Trailers not the most-shared movie marketing videos

800px-Movie_Trailer_Preview_ScreenI think I speak for everyone when I say I’m a little shocked that trailers aren’t the most frequently shared form of movie content. That comes from a study done by UK advertising firm Unruly Media.

So what is? Funny stuff and music videos.

The study showed the people who watched those other forms of video content (presumably after having it shared with them by a friend) were much more likely to wind up buying a ticket than if they just watched a trailer.

The lesson is remarkably simple and applies to just about all marketing: Don’t be boring. Material that defies expectations is going to not only cut through the clutter more often but also resonate more strongly and create more affinity.

That’s why you see more and more actual marketing and advertising trying to mimic the sort of videos that get passed around from person to person. They want their stuff to be shared and have found a way to do it.

It’s because movie trailers are commercials that they need critical reading

Samuel Adams and IndieWire has shared some thoughts he has about movie trailers. The cause for this particular editorial is the overly enthusiastic reaction by some people to the trailer for Inherent Vice, the upcoming movie from director Paul Thomas Anderson.
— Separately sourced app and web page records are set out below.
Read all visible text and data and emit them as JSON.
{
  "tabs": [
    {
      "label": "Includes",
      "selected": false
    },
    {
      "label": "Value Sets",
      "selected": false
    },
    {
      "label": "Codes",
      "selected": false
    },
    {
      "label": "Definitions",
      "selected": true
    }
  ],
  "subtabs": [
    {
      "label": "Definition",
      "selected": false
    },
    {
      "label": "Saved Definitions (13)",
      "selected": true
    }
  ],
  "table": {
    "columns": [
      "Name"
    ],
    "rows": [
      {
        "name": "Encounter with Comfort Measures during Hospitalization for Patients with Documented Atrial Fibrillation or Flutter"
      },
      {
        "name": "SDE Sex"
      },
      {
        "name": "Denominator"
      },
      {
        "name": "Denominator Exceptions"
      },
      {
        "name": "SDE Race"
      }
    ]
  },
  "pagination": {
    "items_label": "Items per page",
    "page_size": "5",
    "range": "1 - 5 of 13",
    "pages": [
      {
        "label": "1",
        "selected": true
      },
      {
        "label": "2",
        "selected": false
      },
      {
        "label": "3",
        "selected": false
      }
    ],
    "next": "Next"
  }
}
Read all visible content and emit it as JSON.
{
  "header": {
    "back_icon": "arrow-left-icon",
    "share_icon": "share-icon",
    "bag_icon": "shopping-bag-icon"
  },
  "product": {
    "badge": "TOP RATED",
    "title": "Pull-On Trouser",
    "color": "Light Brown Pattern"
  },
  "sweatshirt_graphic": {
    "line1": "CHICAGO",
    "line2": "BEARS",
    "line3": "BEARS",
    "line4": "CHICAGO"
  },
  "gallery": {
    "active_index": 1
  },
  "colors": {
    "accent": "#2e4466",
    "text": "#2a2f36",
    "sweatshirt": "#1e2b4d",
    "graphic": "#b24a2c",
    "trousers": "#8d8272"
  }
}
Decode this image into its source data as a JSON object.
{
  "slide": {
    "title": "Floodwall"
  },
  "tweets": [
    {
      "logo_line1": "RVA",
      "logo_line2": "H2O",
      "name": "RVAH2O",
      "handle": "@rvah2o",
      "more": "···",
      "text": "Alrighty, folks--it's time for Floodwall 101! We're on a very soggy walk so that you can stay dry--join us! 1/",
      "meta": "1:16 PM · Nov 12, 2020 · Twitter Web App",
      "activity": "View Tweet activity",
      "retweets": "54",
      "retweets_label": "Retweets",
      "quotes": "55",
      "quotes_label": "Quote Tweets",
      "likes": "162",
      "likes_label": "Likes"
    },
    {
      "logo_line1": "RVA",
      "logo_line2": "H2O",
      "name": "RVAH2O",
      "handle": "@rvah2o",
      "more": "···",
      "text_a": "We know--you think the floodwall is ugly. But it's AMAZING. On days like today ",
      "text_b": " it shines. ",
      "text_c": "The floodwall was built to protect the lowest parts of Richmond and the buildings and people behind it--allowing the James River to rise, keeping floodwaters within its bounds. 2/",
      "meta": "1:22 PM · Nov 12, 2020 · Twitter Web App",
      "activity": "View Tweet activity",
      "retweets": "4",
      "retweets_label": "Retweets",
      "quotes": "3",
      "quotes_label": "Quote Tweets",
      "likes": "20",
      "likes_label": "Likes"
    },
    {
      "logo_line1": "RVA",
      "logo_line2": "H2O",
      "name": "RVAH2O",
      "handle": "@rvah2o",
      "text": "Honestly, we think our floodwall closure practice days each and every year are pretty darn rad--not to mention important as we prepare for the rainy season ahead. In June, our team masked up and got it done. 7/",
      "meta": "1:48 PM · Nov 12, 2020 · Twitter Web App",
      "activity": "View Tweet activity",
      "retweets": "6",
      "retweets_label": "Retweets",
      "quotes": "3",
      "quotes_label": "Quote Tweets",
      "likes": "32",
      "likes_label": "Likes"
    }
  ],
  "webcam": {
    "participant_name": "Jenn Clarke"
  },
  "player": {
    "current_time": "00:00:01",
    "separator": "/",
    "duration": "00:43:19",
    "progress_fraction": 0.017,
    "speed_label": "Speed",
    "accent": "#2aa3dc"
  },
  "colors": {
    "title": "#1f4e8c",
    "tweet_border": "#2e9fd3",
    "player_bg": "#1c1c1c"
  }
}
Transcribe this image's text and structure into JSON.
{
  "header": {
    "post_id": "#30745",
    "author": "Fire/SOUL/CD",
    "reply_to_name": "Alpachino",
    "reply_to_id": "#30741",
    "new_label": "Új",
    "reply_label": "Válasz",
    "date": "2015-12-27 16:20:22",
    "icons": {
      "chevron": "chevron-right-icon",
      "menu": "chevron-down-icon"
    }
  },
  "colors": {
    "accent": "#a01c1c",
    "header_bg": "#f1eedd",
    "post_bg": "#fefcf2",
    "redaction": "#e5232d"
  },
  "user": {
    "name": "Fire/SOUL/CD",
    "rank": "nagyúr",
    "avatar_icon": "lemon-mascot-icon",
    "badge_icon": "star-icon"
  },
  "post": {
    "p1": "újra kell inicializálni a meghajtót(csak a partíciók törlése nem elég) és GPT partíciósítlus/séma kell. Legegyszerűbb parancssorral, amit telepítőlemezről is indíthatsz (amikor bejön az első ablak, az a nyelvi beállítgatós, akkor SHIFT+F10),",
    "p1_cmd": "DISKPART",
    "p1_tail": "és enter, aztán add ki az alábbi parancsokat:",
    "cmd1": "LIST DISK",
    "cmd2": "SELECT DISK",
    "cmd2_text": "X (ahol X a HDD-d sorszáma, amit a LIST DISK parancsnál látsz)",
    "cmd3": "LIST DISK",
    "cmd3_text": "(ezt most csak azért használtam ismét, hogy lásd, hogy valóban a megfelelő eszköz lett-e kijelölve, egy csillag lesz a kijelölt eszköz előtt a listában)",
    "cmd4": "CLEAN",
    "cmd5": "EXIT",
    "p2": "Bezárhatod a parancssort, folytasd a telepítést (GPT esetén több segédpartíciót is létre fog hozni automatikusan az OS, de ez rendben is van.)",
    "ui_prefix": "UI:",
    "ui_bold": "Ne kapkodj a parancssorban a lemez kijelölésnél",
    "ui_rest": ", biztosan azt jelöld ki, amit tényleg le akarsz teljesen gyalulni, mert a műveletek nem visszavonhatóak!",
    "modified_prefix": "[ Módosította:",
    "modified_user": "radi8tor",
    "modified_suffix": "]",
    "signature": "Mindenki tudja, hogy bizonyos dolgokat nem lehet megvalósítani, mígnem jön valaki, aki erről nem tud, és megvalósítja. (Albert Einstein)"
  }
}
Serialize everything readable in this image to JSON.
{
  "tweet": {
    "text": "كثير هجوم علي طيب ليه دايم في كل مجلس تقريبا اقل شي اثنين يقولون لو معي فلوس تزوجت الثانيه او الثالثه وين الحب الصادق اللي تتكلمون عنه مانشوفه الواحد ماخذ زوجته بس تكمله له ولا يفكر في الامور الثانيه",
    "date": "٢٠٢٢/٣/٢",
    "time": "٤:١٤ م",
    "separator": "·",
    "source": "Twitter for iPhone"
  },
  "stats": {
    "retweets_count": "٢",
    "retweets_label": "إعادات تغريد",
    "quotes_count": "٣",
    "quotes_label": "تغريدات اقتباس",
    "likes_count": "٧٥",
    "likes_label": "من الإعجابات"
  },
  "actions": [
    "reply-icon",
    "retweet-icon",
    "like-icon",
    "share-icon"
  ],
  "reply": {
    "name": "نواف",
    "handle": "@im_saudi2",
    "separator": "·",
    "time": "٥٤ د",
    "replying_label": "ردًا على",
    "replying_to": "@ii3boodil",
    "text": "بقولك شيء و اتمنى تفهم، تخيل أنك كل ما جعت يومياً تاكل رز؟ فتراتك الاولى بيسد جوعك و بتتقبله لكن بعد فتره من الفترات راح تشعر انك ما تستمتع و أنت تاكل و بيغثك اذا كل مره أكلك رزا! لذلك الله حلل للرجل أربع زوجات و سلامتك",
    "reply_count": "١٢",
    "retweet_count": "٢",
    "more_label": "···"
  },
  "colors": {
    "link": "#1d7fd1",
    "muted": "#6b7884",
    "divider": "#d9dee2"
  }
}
Here’s Adams’ thesis statement:

Trailers ruin movies. Or, if “ruin” is too strong a word, they lessen the experience of watching them, the way it would if some blabbermouth friend told you a film’s plot in advance. Some trailers are more subtle about it than others, but even the best pull enticing moments out of their original context and serve them up in an appealing stew. If the trailer is a good one — by which I mean one that successfully stokes your desire to see a movie — those moments remain lodged in the back of your mind, and you can’t help but anticipate them. 

Now to be clear, I get where he’s coming from. Even if a trailer doesn’t spoil some sort of big surprise or lay the movie out in such broad strokes that it shows the major beats from all three acts of a movie what they contain can be considered spoilers or, at worst, unwanted glimpses at the movie.


But what he’s talking about are many of the reasons why I started writing Movie Marketing Madness all those years ago. Too many people – people who were aspiring to the role of film journalist in some manner – were just posting a trailer and saying “OMG this looks awesome” without any critical thinking behind it. What I was more interested in doing was looking at *why* the trailer was doing what it was doing.

It’s understandable that Adams is frustrated by the piling on of fanboy enthusiasm every time there’s a halfway decent trailer released. As he said, most of the time the only impact it could have is to make someone who’s already aware of and excited about a movie want to see it less. And the gushing is embarrassing to watch for anyone with a modicum of self-respect or journalistic integrity, though I’ll admit that my criticism has sometimes been swept away in a wave of “SHUT UP AND TAKE MY MONEY” excitement over how good a trailer makes the movie look.

To that end my recommendation is Adams and people like him start looking at trailers through a different lens. Yes, they are often to designed to either appeal to the elite few in a niche target audience (Inherent Vice, Scott Pilgrim Vs. The World) or a mass audience that includes the kind of people some snooty film journalists deride as mouth-breathers and who need everything laid out for them before they opt to shell out their money. The question to ask then is “Why.” Then trailers become much more interesting not for what they are but why they are that way.

It’s because there’s so much media being produced – both the promotional stuff and all the outlets that are more than happy to share it (with gusto because they want to keep the publicity pipeline flowing) that we need to turn a more critical eye to what we’re being sold. I understand where Adams is coming from. But the next step is just as important.